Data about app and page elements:
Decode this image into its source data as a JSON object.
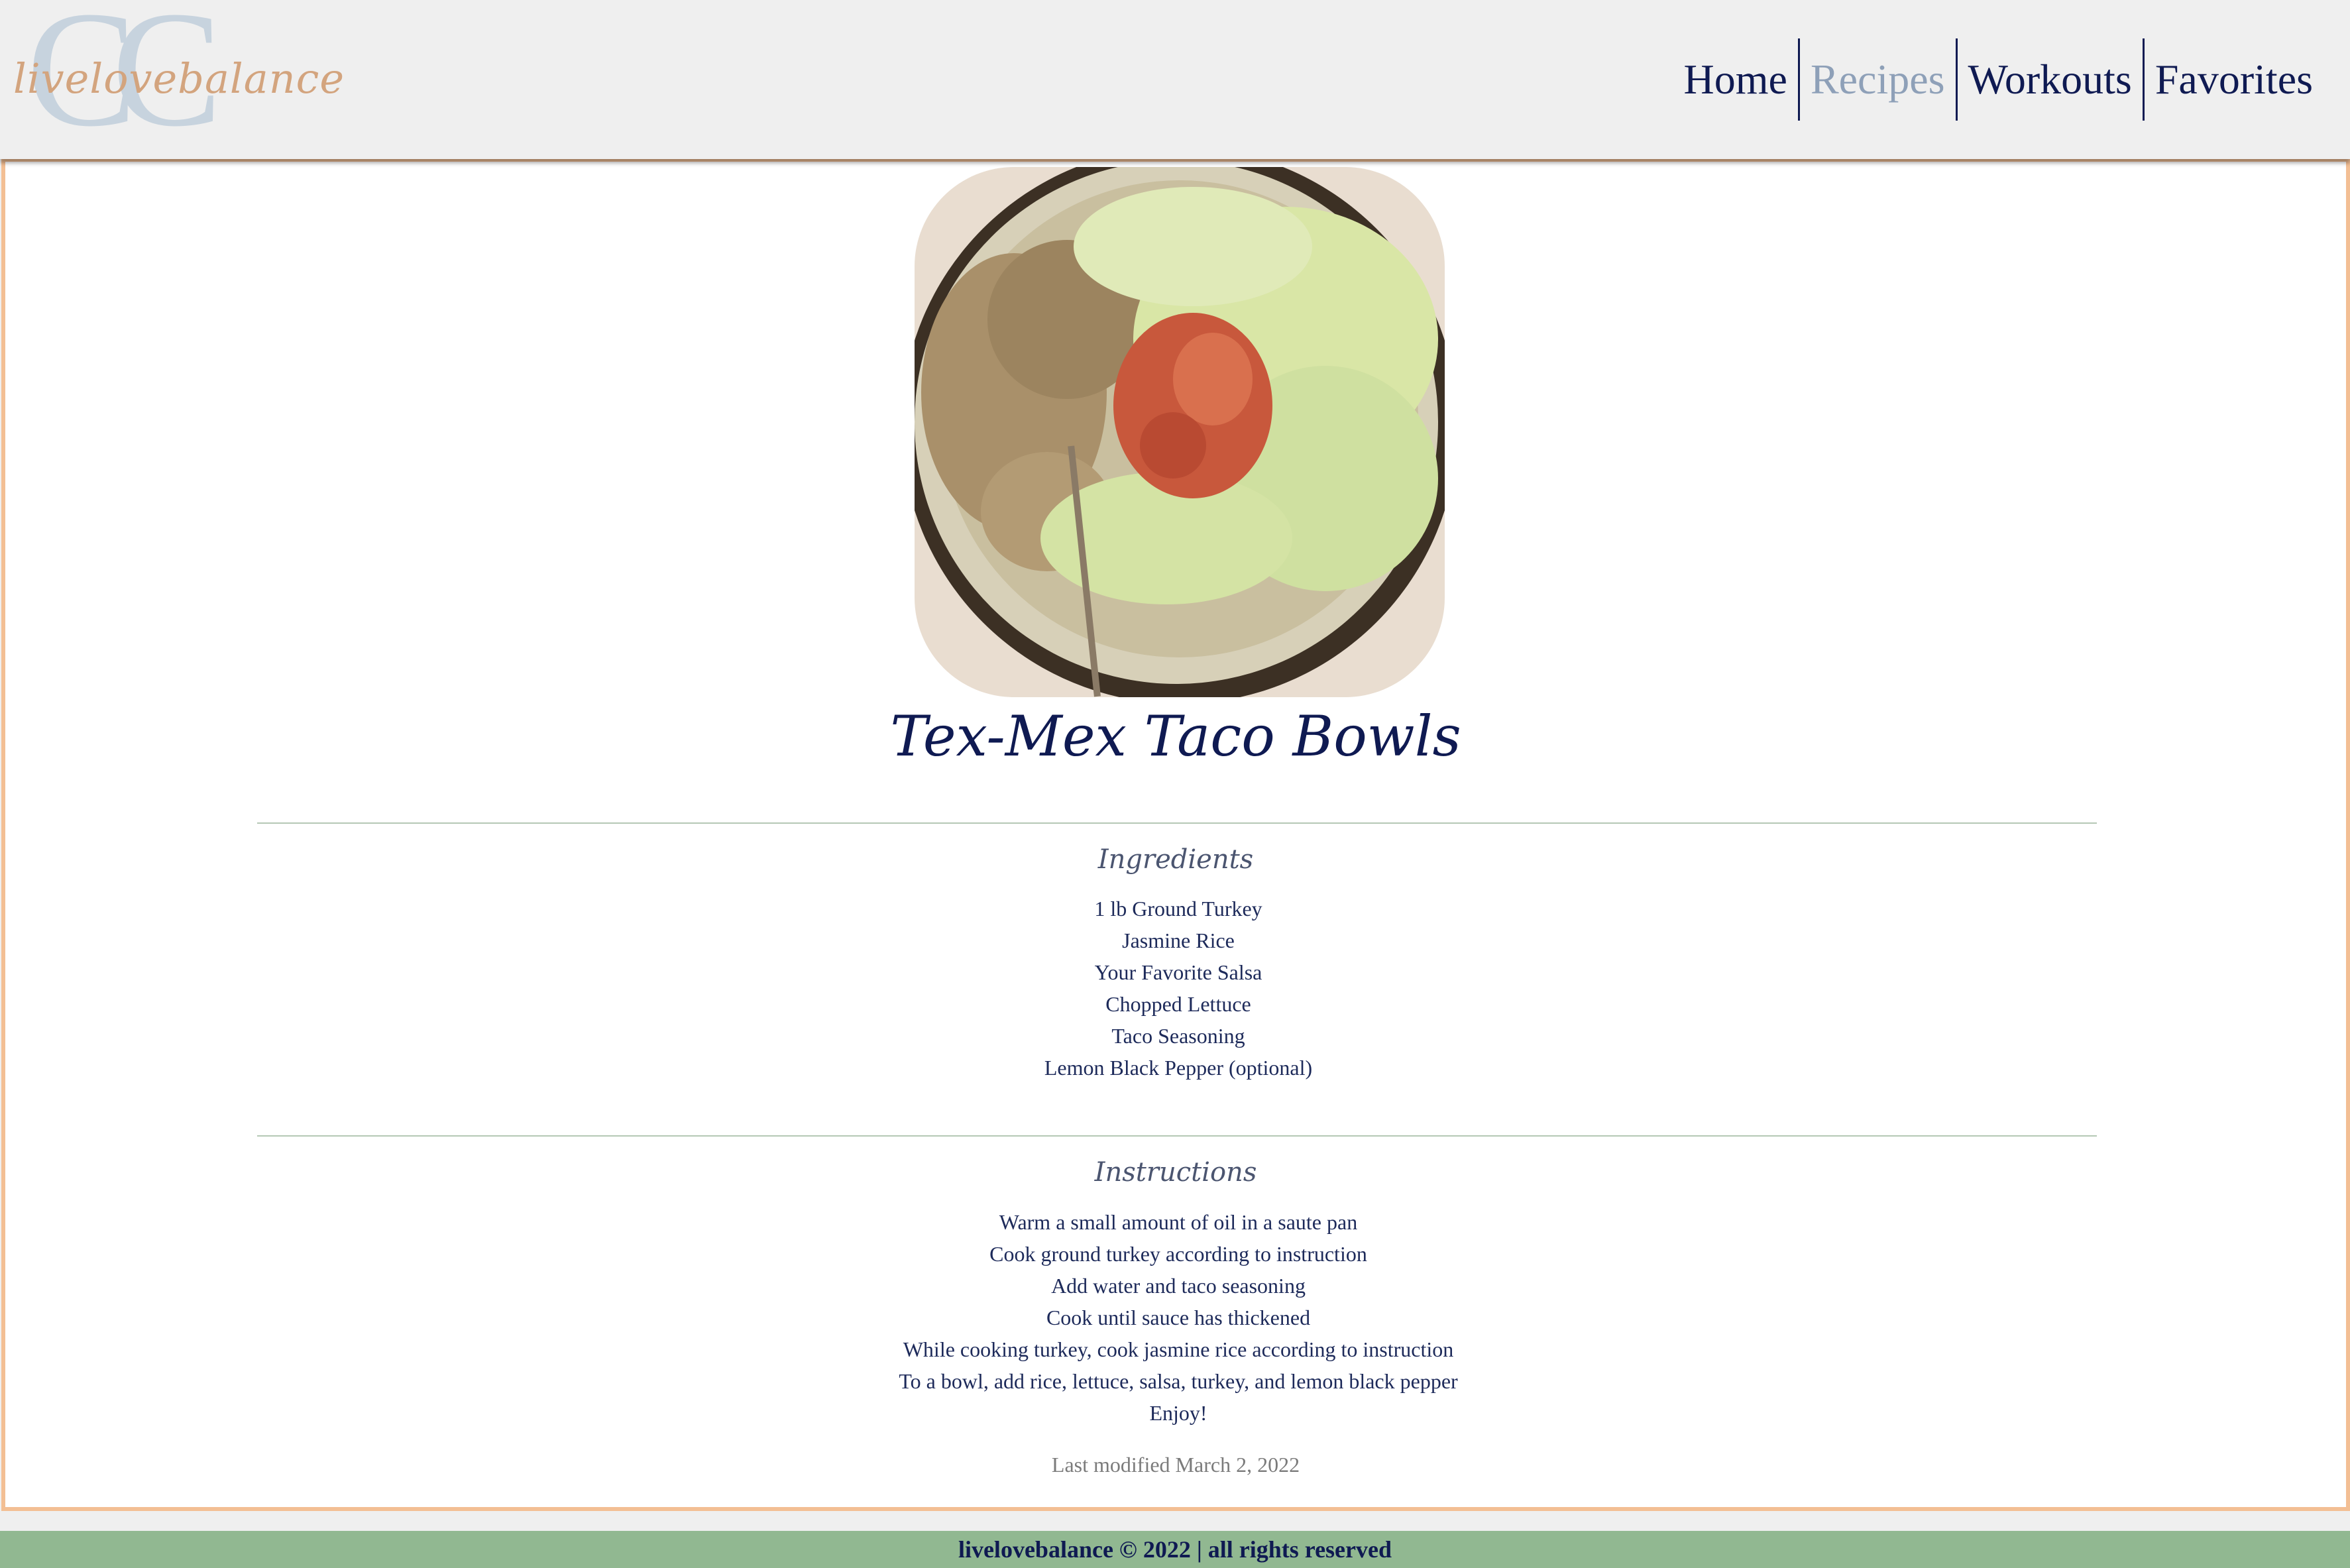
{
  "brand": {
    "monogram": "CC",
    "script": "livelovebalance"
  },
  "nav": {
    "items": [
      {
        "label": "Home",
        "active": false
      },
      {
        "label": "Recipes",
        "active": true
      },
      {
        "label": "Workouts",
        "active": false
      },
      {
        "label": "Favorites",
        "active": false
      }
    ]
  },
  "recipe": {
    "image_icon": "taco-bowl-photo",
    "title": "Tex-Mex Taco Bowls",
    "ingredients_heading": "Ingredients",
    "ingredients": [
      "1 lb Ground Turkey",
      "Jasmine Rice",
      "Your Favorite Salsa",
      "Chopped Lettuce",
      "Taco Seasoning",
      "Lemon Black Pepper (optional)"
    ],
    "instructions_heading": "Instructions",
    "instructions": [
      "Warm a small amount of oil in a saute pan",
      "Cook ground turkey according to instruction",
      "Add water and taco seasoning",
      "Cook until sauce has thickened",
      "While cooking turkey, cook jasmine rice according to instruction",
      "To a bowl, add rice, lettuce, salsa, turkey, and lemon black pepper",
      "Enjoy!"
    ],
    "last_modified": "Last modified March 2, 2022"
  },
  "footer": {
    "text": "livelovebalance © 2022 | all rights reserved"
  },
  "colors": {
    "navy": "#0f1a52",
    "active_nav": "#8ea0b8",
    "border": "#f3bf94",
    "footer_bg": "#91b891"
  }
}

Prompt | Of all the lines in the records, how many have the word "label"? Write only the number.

Output for this task | 4